# Problem to work on
The records that follow are to be given again exactly, with their pictures omitted.

###

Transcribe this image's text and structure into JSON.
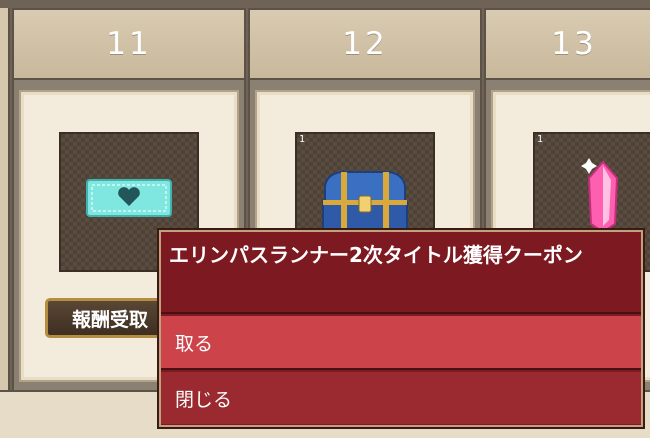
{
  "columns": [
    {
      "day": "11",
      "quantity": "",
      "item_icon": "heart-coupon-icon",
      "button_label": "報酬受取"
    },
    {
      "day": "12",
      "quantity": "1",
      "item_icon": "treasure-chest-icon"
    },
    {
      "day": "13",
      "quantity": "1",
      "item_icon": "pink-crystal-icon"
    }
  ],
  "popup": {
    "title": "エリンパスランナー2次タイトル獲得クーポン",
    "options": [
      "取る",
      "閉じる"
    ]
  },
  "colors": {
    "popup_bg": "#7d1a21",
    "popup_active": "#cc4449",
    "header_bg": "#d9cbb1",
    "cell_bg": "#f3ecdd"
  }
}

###

# Exercise result
Transcribe this image's text and structure into JSON.
{
  "columns": [
    {
      "day": "11",
      "quantity": "",
      "item_icon": "heart-coupon-icon",
      "button_label": "報酬受取"
    },
    {
      "day": "12",
      "quantity": "1",
      "item_icon": "treasure-chest-icon"
    },
    {
      "day": "13",
      "quantity": "1",
      "item_icon": "pink-crystal-icon"
    }
  ],
  "popup": {
    "title": "エリンパスランナー2次タイトル獲得クーポン",
    "options": [
      "取る",
      "閉じる"
    ]
  },
  "colors": {
    "popup_bg": "#7d1a21",
    "popup_active": "#cc4449",
    "header_bg": "#d9cbb1",
    "cell_bg": "#f3ecdd"
  }
}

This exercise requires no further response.